**PROBLEM**
Among the lines of the material below, how many carry the word "screenshot"? Only the number is wanted.

**RECORDS TO PROCESS**
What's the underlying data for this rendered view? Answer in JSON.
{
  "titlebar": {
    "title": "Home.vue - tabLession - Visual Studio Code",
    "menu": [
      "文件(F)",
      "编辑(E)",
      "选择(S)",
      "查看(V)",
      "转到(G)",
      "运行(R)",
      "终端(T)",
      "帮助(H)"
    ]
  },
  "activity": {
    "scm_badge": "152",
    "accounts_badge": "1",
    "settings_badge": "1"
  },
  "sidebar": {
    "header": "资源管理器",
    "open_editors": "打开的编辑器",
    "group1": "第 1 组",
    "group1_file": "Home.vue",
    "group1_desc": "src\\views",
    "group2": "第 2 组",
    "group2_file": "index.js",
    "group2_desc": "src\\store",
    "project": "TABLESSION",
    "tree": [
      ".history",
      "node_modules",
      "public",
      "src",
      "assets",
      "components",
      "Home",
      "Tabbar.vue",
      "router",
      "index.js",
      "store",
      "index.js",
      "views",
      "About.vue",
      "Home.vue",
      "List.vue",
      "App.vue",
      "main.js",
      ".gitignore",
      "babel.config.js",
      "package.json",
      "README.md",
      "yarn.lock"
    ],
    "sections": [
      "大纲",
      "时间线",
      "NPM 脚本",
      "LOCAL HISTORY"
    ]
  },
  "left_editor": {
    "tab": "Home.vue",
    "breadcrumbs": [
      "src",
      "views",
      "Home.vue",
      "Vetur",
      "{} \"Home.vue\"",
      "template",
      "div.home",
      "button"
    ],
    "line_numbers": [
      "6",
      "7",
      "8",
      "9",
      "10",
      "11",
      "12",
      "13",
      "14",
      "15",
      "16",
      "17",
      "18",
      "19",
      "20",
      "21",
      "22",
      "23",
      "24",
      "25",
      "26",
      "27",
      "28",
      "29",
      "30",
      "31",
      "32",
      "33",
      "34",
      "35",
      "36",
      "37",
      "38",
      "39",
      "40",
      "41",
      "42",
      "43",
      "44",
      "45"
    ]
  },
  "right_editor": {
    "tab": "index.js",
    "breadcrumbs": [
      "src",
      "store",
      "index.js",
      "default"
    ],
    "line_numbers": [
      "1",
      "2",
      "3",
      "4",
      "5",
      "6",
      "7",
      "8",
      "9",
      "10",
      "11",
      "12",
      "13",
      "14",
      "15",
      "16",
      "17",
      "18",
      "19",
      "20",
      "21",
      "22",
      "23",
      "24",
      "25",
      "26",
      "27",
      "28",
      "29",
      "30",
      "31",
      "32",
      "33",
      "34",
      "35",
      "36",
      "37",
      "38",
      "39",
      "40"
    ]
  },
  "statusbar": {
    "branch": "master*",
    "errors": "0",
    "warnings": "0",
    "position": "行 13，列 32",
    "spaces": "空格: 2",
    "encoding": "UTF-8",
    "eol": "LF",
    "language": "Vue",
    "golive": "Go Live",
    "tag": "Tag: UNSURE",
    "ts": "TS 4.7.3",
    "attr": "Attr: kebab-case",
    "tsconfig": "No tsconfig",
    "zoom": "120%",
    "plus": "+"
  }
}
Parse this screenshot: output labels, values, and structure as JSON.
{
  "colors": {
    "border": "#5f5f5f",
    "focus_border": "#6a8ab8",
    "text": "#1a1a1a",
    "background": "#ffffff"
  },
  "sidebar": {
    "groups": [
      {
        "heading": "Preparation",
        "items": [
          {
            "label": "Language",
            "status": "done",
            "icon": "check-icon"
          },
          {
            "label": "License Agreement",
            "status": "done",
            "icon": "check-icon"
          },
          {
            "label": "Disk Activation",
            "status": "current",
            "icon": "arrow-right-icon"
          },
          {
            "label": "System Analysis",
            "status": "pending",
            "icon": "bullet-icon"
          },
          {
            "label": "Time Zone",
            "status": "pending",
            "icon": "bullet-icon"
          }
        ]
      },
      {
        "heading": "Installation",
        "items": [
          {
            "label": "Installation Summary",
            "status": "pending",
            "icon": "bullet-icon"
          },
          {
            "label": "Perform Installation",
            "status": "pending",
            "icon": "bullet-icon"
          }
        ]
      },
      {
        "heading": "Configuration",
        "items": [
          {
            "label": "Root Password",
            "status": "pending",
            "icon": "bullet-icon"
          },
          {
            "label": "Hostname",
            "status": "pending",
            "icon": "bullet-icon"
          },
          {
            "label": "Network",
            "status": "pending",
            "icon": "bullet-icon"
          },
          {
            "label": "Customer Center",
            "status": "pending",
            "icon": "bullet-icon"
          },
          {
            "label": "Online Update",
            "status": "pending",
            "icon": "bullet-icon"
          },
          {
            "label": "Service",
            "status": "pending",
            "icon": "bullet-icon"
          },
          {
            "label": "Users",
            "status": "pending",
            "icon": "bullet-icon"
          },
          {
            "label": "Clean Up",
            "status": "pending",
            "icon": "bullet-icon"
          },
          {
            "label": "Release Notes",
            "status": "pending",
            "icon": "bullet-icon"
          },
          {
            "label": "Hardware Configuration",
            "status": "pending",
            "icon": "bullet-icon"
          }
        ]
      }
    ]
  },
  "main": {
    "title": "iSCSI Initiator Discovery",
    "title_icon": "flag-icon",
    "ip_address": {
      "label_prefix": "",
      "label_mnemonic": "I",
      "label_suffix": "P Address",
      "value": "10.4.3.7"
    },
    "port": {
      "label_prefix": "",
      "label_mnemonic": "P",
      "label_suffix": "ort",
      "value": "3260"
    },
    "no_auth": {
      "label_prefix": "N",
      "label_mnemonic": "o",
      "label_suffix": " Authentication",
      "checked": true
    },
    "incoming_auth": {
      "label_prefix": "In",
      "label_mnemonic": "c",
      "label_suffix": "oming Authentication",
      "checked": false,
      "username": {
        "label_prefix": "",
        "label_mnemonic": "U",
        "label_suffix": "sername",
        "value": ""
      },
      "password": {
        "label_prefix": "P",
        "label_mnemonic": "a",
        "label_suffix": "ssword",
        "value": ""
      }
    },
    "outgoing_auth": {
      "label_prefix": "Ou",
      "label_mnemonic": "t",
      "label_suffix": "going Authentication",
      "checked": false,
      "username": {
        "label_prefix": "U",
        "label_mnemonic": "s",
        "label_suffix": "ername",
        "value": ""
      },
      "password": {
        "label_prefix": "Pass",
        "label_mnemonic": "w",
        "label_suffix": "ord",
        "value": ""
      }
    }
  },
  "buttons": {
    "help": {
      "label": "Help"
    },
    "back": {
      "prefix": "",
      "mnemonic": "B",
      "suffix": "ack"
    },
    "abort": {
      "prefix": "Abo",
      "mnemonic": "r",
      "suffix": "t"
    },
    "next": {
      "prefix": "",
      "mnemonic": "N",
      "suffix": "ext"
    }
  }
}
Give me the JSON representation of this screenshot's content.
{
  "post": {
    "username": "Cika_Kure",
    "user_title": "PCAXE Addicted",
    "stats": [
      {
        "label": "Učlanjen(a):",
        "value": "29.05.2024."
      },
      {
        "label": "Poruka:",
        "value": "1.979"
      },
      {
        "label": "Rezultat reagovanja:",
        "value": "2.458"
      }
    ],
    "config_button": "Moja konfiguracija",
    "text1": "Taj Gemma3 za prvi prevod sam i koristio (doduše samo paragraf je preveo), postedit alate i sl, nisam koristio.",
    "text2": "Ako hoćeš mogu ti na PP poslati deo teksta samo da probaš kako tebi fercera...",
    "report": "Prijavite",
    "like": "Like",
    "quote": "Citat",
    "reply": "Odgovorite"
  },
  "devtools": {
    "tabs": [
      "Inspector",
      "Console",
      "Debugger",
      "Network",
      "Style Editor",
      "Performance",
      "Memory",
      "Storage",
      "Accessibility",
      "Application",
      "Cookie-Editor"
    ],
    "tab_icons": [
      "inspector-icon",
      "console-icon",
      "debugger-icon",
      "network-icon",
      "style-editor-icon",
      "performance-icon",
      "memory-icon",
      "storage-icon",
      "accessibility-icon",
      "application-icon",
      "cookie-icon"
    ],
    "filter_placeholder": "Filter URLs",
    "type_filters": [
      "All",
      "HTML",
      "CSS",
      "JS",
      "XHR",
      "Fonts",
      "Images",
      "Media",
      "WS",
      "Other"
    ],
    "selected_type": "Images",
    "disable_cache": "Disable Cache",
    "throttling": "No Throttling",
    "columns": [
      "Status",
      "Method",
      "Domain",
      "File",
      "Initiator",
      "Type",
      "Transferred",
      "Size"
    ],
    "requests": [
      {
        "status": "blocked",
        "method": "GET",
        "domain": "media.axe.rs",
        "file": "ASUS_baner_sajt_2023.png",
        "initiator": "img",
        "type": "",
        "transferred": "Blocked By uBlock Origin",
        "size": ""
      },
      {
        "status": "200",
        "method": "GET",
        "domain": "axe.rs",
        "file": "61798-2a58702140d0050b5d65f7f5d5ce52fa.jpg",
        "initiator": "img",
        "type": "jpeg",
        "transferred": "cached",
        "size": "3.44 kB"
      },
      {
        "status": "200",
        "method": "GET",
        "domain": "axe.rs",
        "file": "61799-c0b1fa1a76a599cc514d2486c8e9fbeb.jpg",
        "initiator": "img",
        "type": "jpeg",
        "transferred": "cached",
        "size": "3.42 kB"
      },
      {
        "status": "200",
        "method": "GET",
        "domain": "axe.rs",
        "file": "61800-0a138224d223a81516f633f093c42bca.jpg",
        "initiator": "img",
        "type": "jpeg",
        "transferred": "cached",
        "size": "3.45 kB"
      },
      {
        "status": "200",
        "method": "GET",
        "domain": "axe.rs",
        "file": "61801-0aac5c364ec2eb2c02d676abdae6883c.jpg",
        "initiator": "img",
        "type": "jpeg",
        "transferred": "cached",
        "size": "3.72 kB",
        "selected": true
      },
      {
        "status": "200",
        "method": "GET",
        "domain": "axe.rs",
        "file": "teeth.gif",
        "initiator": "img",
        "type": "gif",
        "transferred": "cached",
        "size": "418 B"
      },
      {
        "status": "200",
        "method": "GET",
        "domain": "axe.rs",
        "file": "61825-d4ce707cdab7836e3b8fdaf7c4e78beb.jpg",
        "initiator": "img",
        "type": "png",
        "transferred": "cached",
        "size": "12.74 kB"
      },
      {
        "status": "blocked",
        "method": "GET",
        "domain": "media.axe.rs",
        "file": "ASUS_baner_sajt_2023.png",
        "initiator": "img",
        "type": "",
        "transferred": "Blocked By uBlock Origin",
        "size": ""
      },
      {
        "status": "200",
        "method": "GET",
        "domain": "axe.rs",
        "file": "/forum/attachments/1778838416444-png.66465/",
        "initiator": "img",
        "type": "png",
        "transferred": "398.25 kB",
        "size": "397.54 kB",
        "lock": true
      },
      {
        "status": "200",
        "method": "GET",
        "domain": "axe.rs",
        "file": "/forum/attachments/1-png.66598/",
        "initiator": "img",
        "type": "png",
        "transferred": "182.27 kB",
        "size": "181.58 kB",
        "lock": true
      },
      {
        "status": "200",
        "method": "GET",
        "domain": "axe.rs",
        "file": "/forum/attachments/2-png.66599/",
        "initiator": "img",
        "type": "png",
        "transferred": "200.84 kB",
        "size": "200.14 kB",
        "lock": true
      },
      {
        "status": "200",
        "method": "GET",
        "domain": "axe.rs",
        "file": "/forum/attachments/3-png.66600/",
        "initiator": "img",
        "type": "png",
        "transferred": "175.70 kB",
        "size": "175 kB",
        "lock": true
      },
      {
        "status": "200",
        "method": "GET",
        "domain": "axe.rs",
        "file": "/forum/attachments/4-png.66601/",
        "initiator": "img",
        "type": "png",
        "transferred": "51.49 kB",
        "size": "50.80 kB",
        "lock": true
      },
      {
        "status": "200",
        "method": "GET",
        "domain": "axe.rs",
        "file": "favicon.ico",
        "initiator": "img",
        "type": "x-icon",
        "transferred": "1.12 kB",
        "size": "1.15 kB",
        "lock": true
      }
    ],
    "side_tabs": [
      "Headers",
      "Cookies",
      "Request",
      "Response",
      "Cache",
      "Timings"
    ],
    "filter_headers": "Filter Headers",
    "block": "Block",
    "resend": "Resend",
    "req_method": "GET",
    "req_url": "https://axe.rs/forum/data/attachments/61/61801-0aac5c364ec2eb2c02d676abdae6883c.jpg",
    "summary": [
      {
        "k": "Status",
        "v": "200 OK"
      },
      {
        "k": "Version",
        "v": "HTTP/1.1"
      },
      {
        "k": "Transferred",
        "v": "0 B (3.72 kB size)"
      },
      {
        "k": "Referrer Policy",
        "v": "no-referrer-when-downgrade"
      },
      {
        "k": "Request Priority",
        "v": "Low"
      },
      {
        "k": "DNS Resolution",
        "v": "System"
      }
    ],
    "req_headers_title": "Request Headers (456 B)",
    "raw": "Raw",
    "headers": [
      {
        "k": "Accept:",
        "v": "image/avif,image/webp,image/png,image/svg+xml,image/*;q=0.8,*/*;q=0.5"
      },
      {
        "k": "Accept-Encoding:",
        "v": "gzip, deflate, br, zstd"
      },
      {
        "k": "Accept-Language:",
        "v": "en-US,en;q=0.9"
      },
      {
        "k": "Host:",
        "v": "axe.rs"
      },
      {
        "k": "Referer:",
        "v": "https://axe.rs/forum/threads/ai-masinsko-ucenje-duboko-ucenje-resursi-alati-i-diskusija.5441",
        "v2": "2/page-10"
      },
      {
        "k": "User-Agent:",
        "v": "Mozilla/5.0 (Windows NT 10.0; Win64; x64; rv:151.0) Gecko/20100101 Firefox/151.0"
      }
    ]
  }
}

**SOLUTION TO THIS TASK**
2